[Element data from apps and pages]
· · ·

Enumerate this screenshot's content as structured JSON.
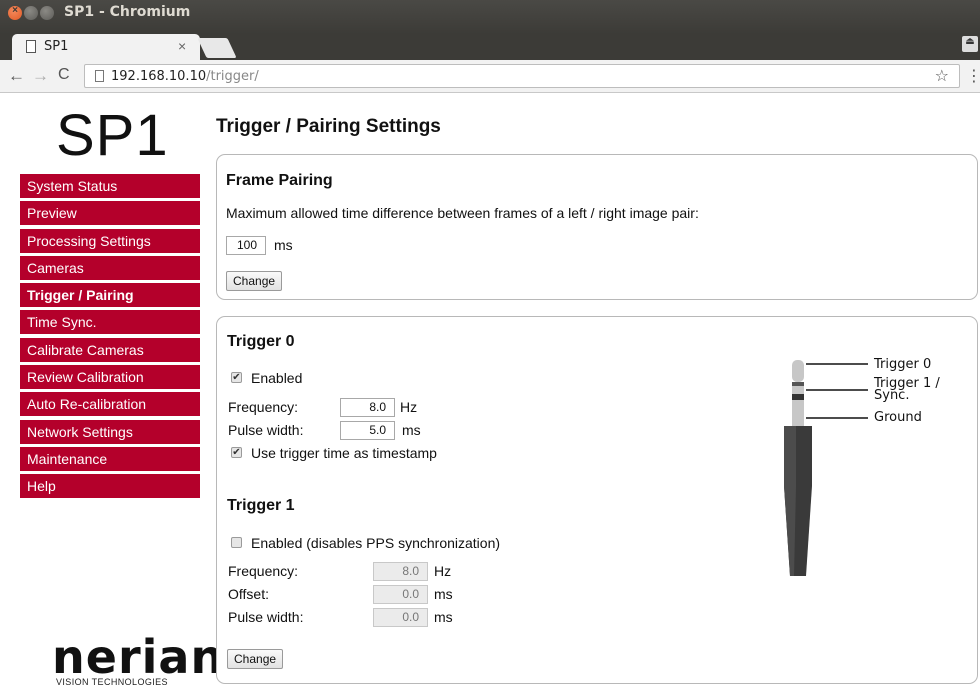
{
  "browser": {
    "window_title": "SP1 - Chromium",
    "tab_title": "SP1",
    "url_host": "192.168.10.10",
    "url_path": "/trigger/"
  },
  "sidebar": {
    "logo": "SP1",
    "items": [
      {
        "label": "System Status",
        "active": false
      },
      {
        "label": "Preview",
        "active": false
      },
      {
        "label": "Processing Settings",
        "active": false
      },
      {
        "label": "Cameras",
        "active": false
      },
      {
        "label": "Trigger / Pairing",
        "active": true
      },
      {
        "label": "Time Sync.",
        "active": false
      },
      {
        "label": "Calibrate Cameras",
        "active": false
      },
      {
        "label": "Review Calibration",
        "active": false
      },
      {
        "label": "Auto Re-calibration",
        "active": false
      },
      {
        "label": "Network Settings",
        "active": false
      },
      {
        "label": "Maintenance",
        "active": false
      },
      {
        "label": "Help",
        "active": false
      }
    ],
    "brand_name": "nerian",
    "brand_sub": "VISION TECHNOLOGIES",
    "accent_color": "#b4002b"
  },
  "main": {
    "title": "Trigger / Pairing Settings",
    "frame_pairing": {
      "heading": "Frame Pairing",
      "description": "Maximum allowed time difference between frames of a left / right image pair:",
      "value": "100",
      "unit": "ms",
      "button": "Change"
    },
    "trigger0": {
      "heading": "Trigger 0",
      "enabled_label": "Enabled",
      "enabled": true,
      "frequency_label": "Frequency:",
      "frequency": "8.0",
      "frequency_unit": "Hz",
      "pulse_label": "Pulse width:",
      "pulse": "5.0",
      "pulse_unit": "ms",
      "timestamp_label": "Use trigger time as timestamp",
      "timestamp": true
    },
    "trigger1": {
      "heading": "Trigger 1",
      "enabled_label": "Enabled (disables PPS synchronization)",
      "enabled": false,
      "frequency_label": "Frequency:",
      "frequency": "8.0",
      "frequency_unit": "Hz",
      "offset_label": "Offset:",
      "offset": "0.0",
      "offset_unit": "ms",
      "pulse_label": "Pulse width:",
      "pulse": "0.0",
      "pulse_unit": "ms",
      "button": "Change"
    },
    "connector": {
      "trigger0": "Trigger 0",
      "trigger1_line1": "Trigger 1 /",
      "trigger1_line2": "Sync.",
      "ground": "Ground"
    }
  }
}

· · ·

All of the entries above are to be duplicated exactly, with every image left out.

Enumerate this screenshot's content as structured JSON.
{
  "browser": {
    "window_title": "SP1 - Chromium",
    "tab_title": "SP1",
    "url_host": "192.168.10.10",
    "url_path": "/trigger/"
  },
  "sidebar": {
    "logo": "SP1",
    "items": [
      {
        "label": "System Status",
        "active": false
      },
      {
        "label": "Preview",
        "active": false
      },
      {
        "label": "Processing Settings",
        "active": false
      },
      {
        "label": "Cameras",
        "active": false
      },
      {
        "label": "Trigger / Pairing",
        "active": true
      },
      {
        "label": "Time Sync.",
        "active": false
      },
      {
        "label": "Calibrate Cameras",
        "active": false
      },
      {
        "label": "Review Calibration",
        "active": false
      },
      {
        "label": "Auto Re-calibration",
        "active": false
      },
      {
        "label": "Network Settings",
        "active": false
      },
      {
        "label": "Maintenance",
        "active": false
      },
      {
        "label": "Help",
        "active": false
      }
    ],
    "brand_name": "nerian",
    "brand_sub": "VISION TECHNOLOGIES",
    "accent_color": "#b4002b"
  },
  "main": {
    "title": "Trigger / Pairing Settings",
    "frame_pairing": {
      "heading": "Frame Pairing",
      "description": "Maximum allowed time difference between frames of a left / right image pair:",
      "value": "100",
      "unit": "ms",
      "button": "Change"
    },
    "trigger0": {
      "heading": "Trigger 0",
      "enabled_label": "Enabled",
      "enabled": true,
      "frequency_label": "Frequency:",
      "frequency": "8.0",
      "frequency_unit": "Hz",
      "pulse_label": "Pulse width:",
      "pulse": "5.0",
      "pulse_unit": "ms",
      "timestamp_label": "Use trigger time as timestamp",
      "timestamp": true
    },
    "trigger1": {
      "heading": "Trigger 1",
      "enabled_label": "Enabled (disables PPS synchronization)",
      "enabled": false,
      "frequency_label": "Frequency:",
      "frequency": "8.0",
      "frequency_unit": "Hz",
      "offset_label": "Offset:",
      "offset": "0.0",
      "offset_unit": "ms",
      "pulse_label": "Pulse width:",
      "pulse": "0.0",
      "pulse_unit": "ms",
      "button": "Change"
    },
    "connector": {
      "trigger0": "Trigger 0",
      "trigger1_line1": "Trigger 1 /",
      "trigger1_line2": "Sync.",
      "ground": "Ground"
    }
  }
}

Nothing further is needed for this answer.